I have church members and friends asking me who I will vote for as president this year. In the past, if anyone asked anything of me regarding the convention it was "Are you going to the SBC this year?"
I have a number of people asking my take on what just happened this week at my alma mater regarding Dr. Paige Patterson. I'm asked what I would do if a woman came to me after being physically assaulted by her husband (easy answer - call the cops.)
Questions now come regarding racial issues and social justice.
Questions about the news stories regarding the aforementioned Dr. Page have come.
There are many questions, and as we have already seen earlier this week, Baptist pastors are not immune to letting anger and fear lead to wrong statements and offensive social media posts.
A Reckoning in the SBC
It is clear there is something wrong in my SBC. It is sad. It is humiliating. It is embarrassing. It is not to be ignored.
Dr. Albert Mohler wrote a poignant article about this earlier this week. Full article is here. Of all that Dr. Mohler said, this stuck out to me:
Judgment has now come to the house of the Southern Baptist Convention. The terrible swift sword of public humiliation has come with a vengeance. There can be no doubt that this story is not over.
Sadly, I agree.
So, Now What?
Here's what I know will NOT fix the SBC...
- A resolution won't fix our problems.
- A high-level political strategy won't fix our problems.
- Meetings with high-ranking politicians won't fix our problems.
- Finely-crafted press releases won't fix our problems.
- Ignoring and excusing the sins of others, even those we love, appreciate, and respect, won't fix our problems.
- Venerating SBC warriors and heroes won't fix our problems.
- Shifting away from biblical complementarianism won't fix our problems.
- Bowing to cultural mandates won't fix our problems.
- Standing proudly as self-righteous American evangelicals won't fix our problems.
This list could go on and on, but this blog post is already too long, so I'll slow down.
Our problems are not public relations problems.
We know what we need and it's not a tepidly defined revival (though true revival is needed.) We need to submit to God during these days.

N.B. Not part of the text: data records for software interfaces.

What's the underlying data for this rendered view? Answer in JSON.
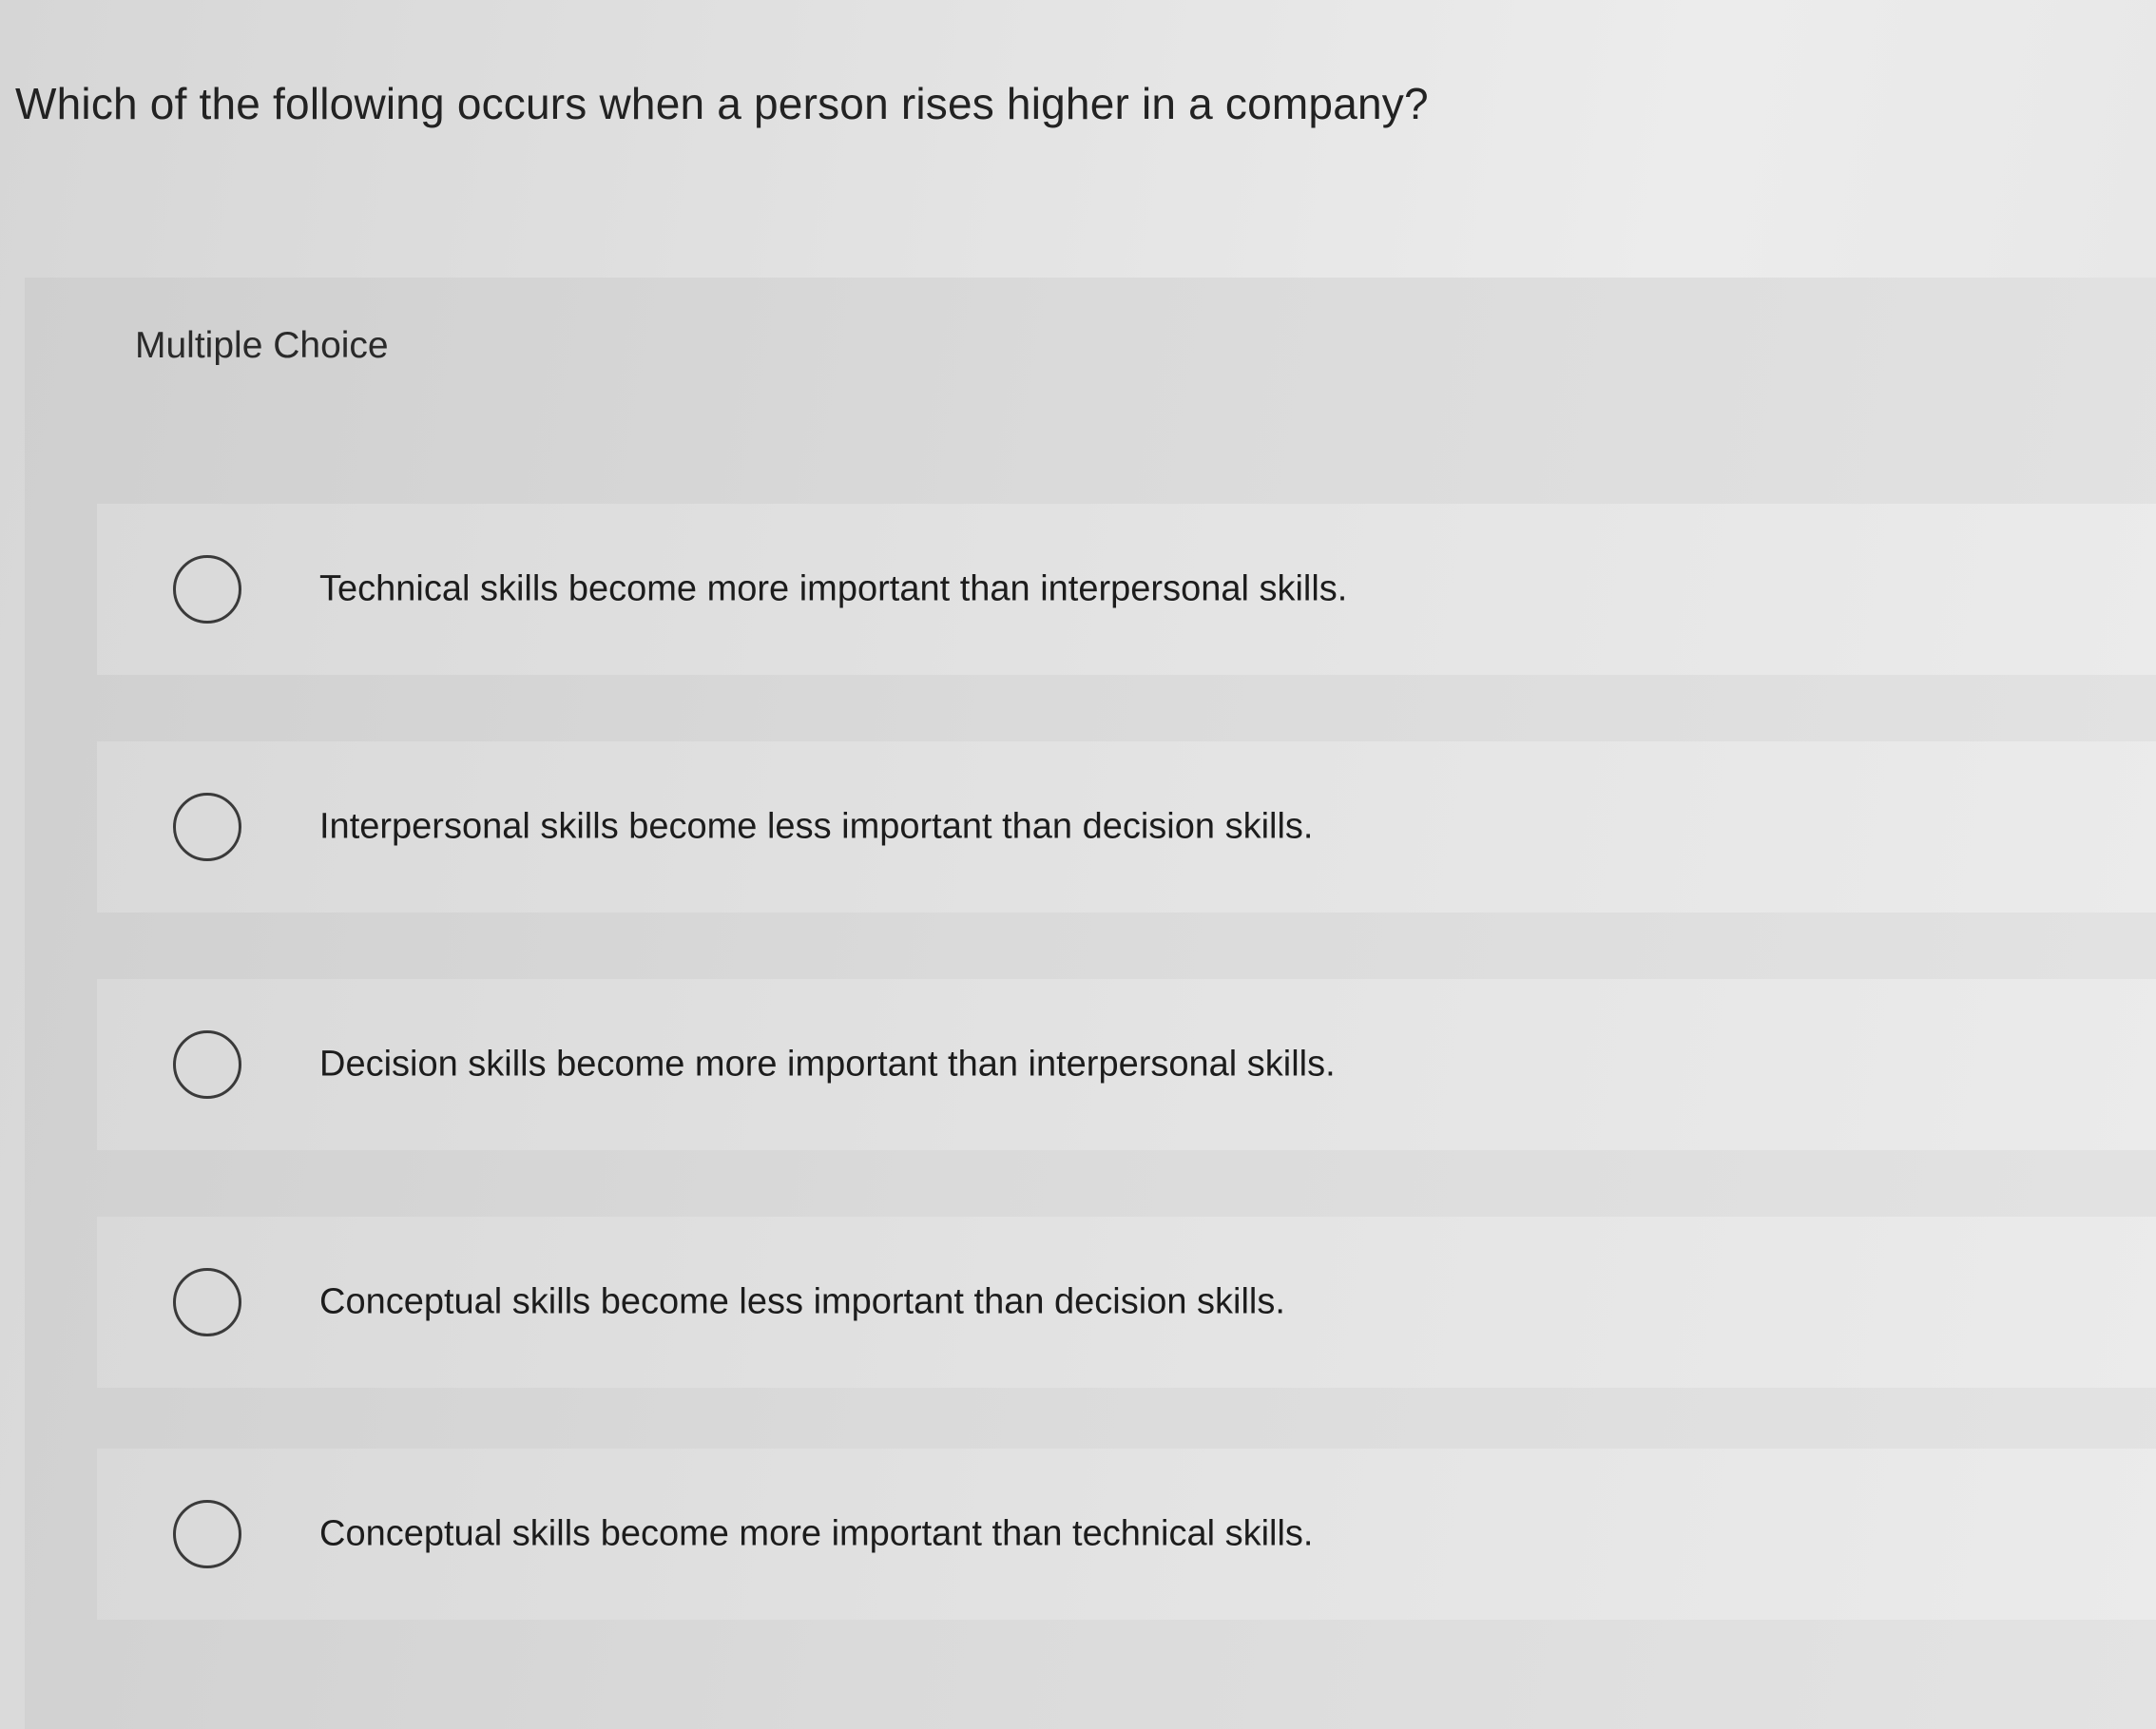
{
  "question": {
    "text": "Which of the following occurs when a person rises higher in a company?"
  },
  "multiple_choice": {
    "label": "Multiple Choice",
    "options": [
      {
        "label": "Technical skills become more important than interpersonal skills.",
        "selected": false
      },
      {
        "label": "Interpersonal skills become less important than decision skills.",
        "selected": false
      },
      {
        "label": "Decision skills become more important than interpersonal skills.",
        "selected": false
      },
      {
        "label": "Conceptual skills become less important than decision skills.",
        "selected": false
      },
      {
        "label": "Conceptual skills become more important than technical skills.",
        "selected": false
      }
    ]
  }
}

We need the right man, his man, as our SBC president and we need SBC messengers to vote for that man, not against another. Each man running for president, as I have stated before, is not only qualified, but godly. One has preached at our church. The other has partnered with our church in helping send a church planter to a nearby city. Qualifications of these men are not questioned. Yet, for such a time as this, I believe we will be well served having J.D. Greear as our SBC president. I was sent this link earlier today by a friend and appreciate Greear's timely and wise words.

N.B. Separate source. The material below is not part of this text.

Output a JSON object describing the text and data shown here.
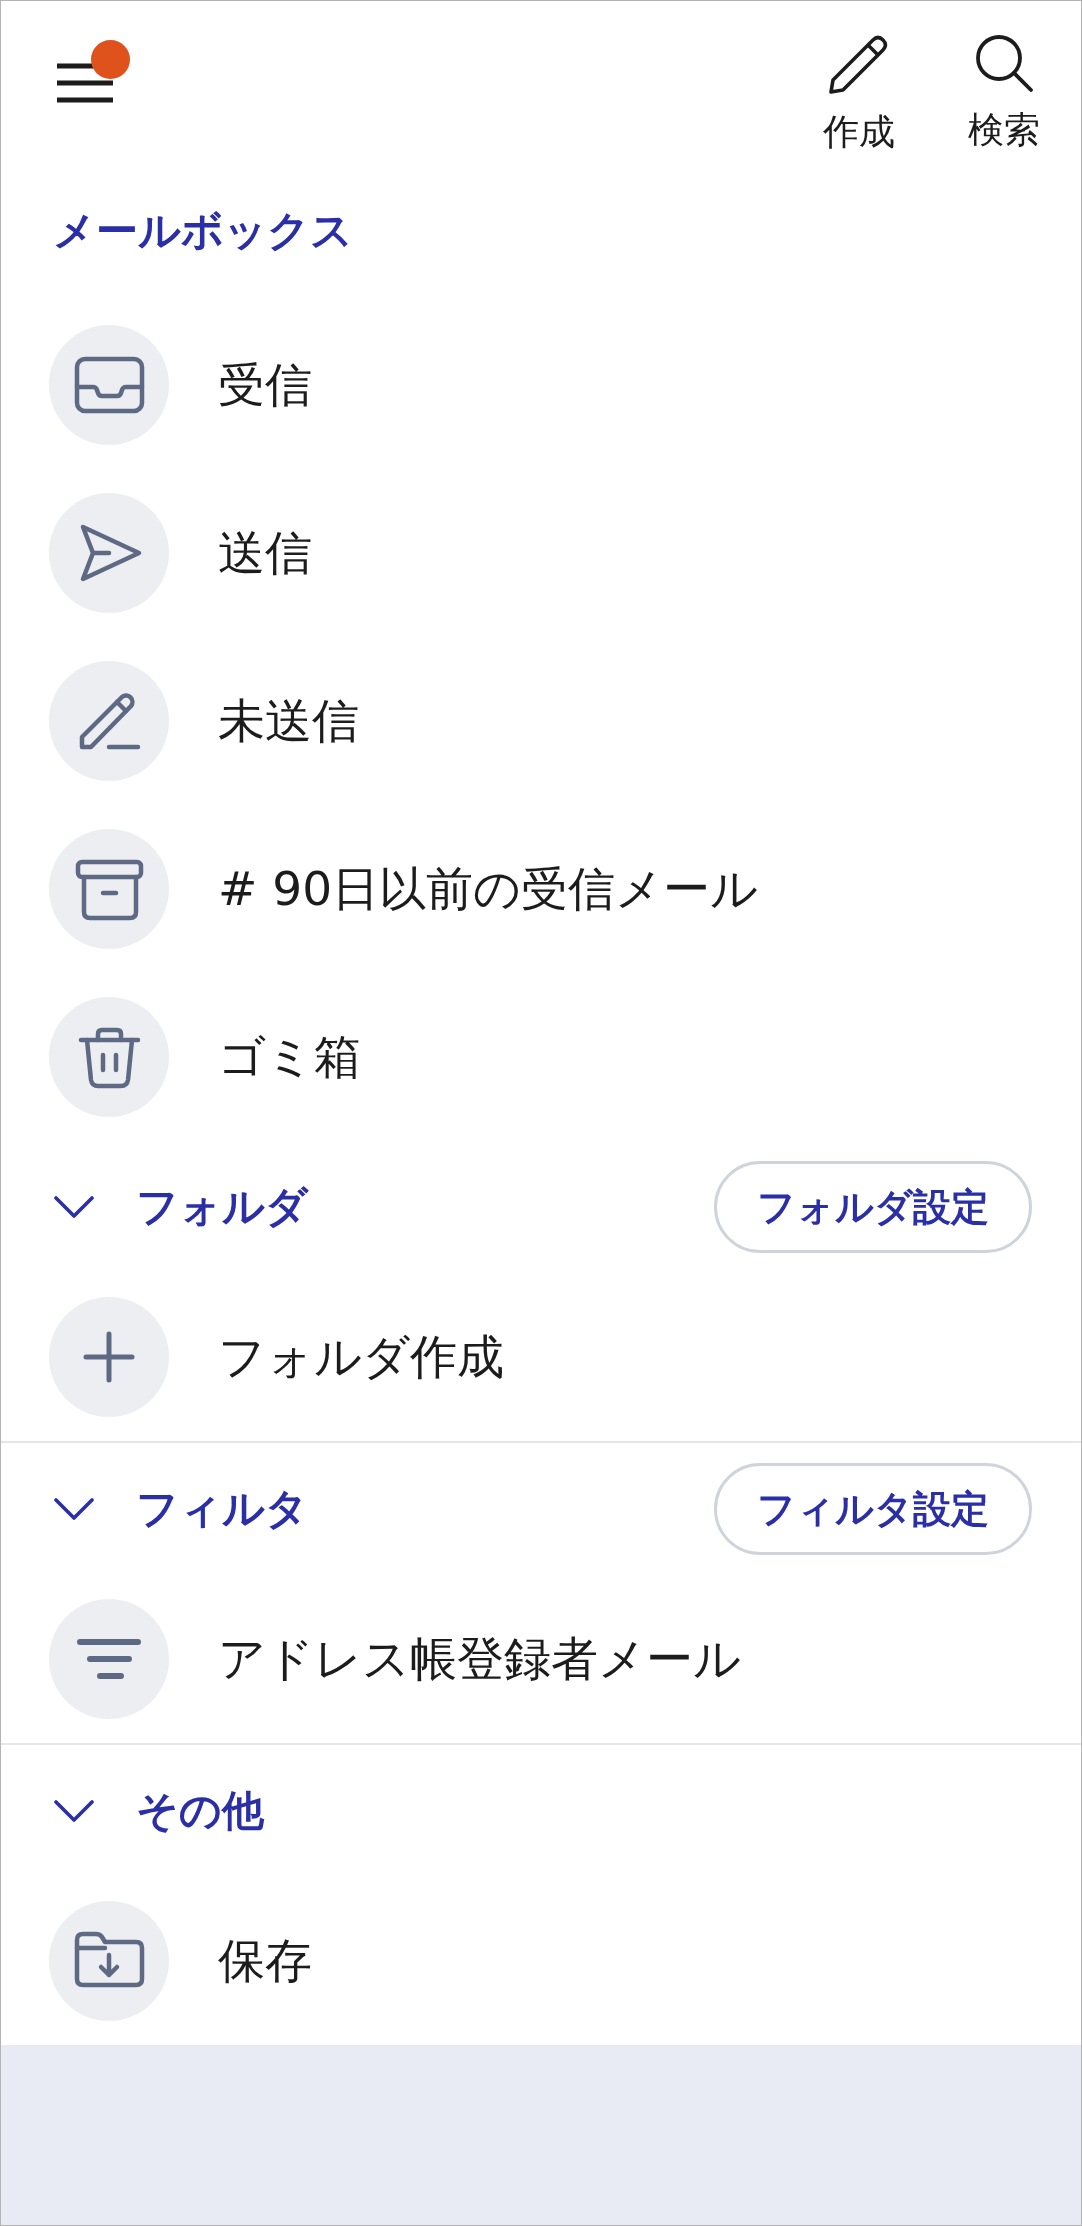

Yet, even J.D. Greear (or Ken Hemphill) won't fix our problems.
We, the SBC, have been humiliated and this has been done by God, I believe. Humbled may be a better word, but it feels humiliating.
God does not need the SBC and we must acknowledge this. <Tweet This>

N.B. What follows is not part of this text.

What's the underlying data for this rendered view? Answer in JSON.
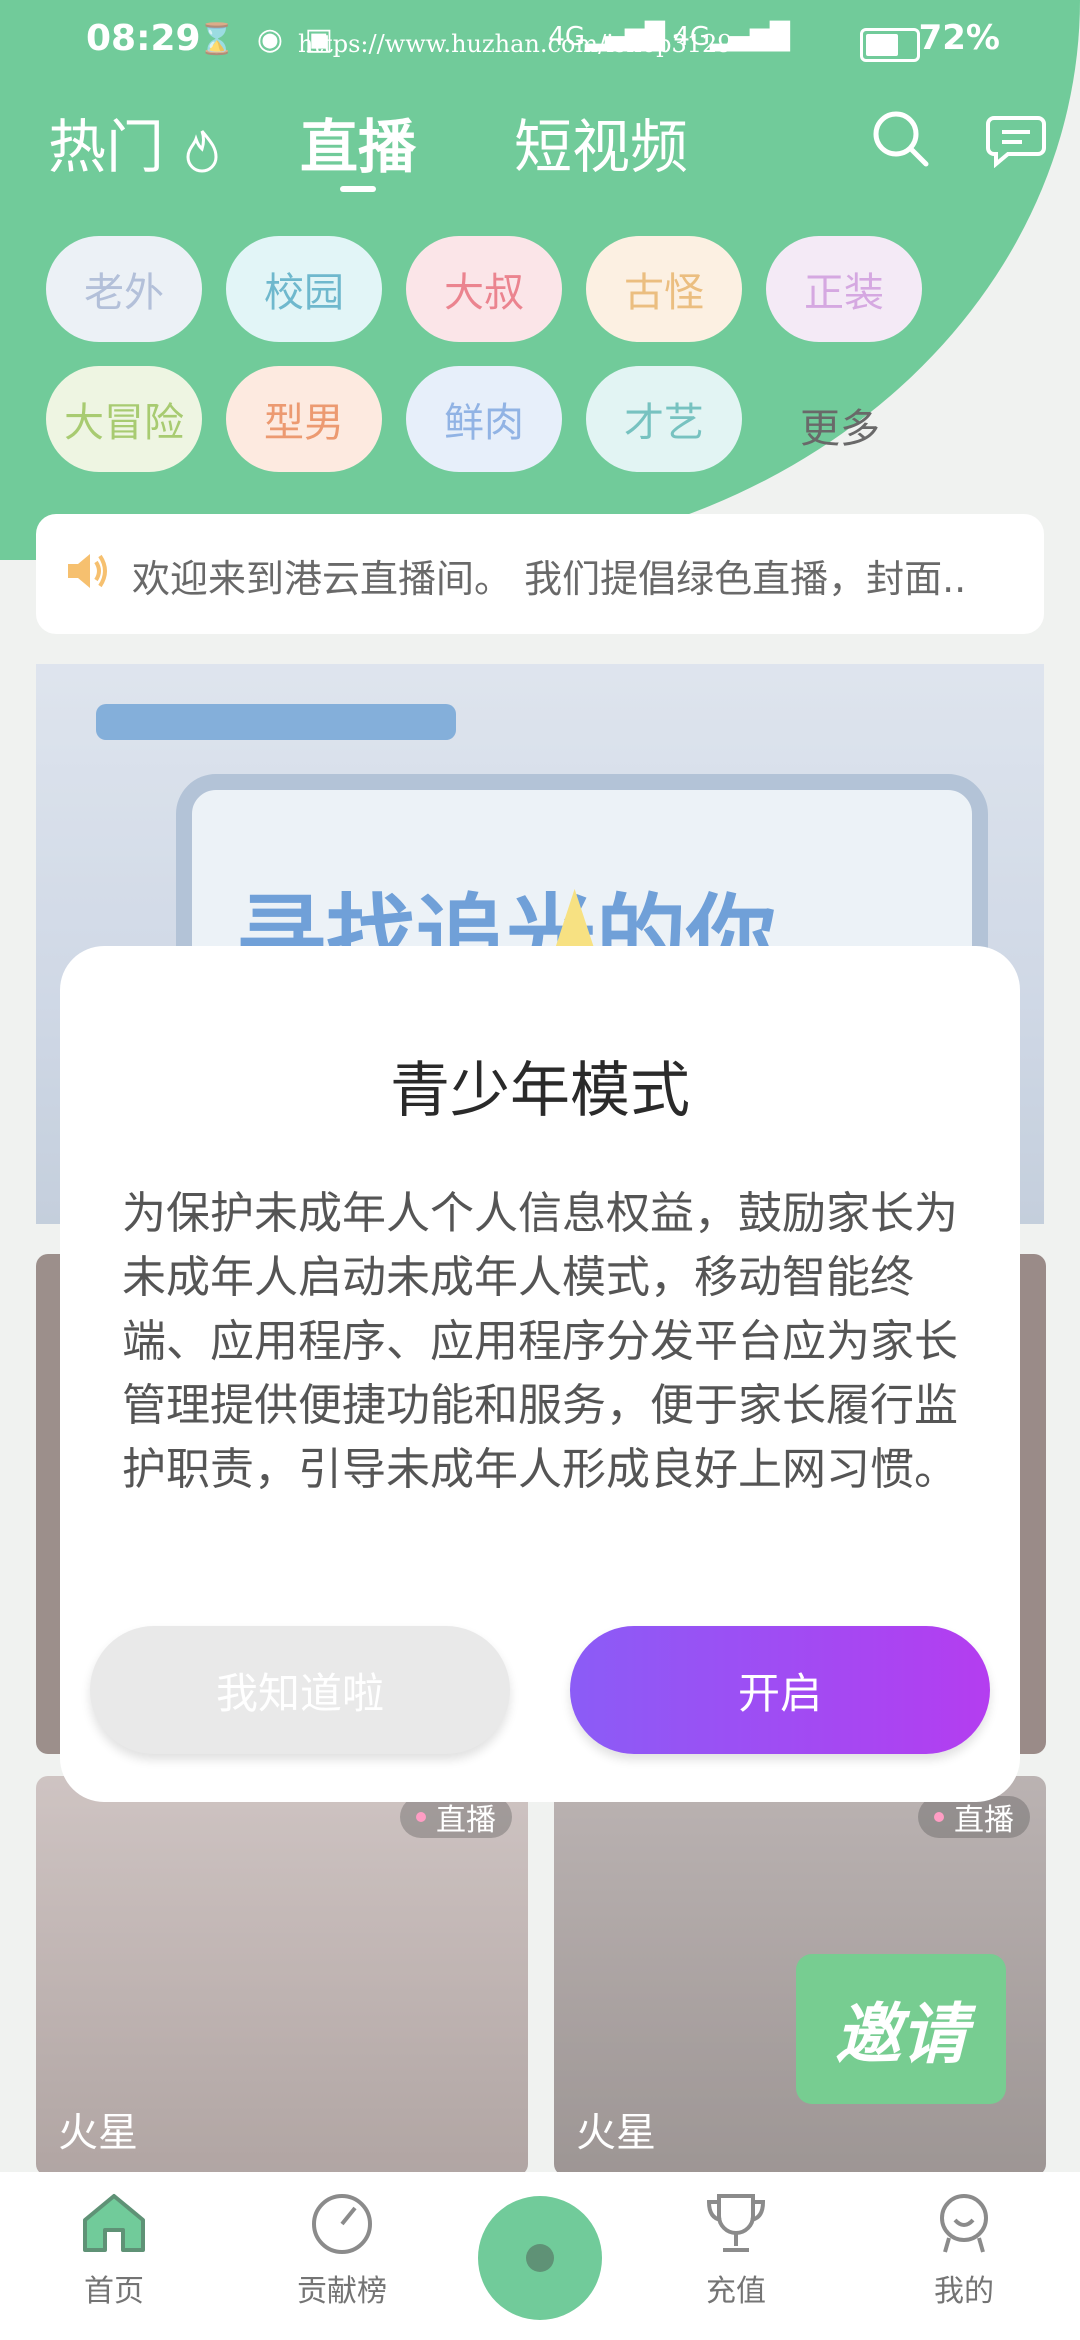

What embarrassing event will happen next? What will be revealed? I don't know. In all honesty, I don't believe we have dealt well with our most recent embarrassment, so we definitely are not positioned for another.
The One Thing
Yet, God has given us an option. We don't need to ask what God's will is for the SBC. We need to read His Word once more (not that we haven't been) just to remind ourselves what his will is (it hasn't changed,) then move back "into it."
How does that happen? One repentant heart at a time. Repentance that leads to transformation, to change, to humble service to our Lord, to the mission of Kingdom work.
Friends, brothers, sisters - we have sinned. Since we are the SBC, we are complicit. The wages of sin remain the same as they always have. We must turn from the ways of pride, selfishness, idolatry, and more, and return humbled to the Lord. I don't believe he is through with the SBC, but we must remember that he does not need us. We need him.
That One Thing? Repentance.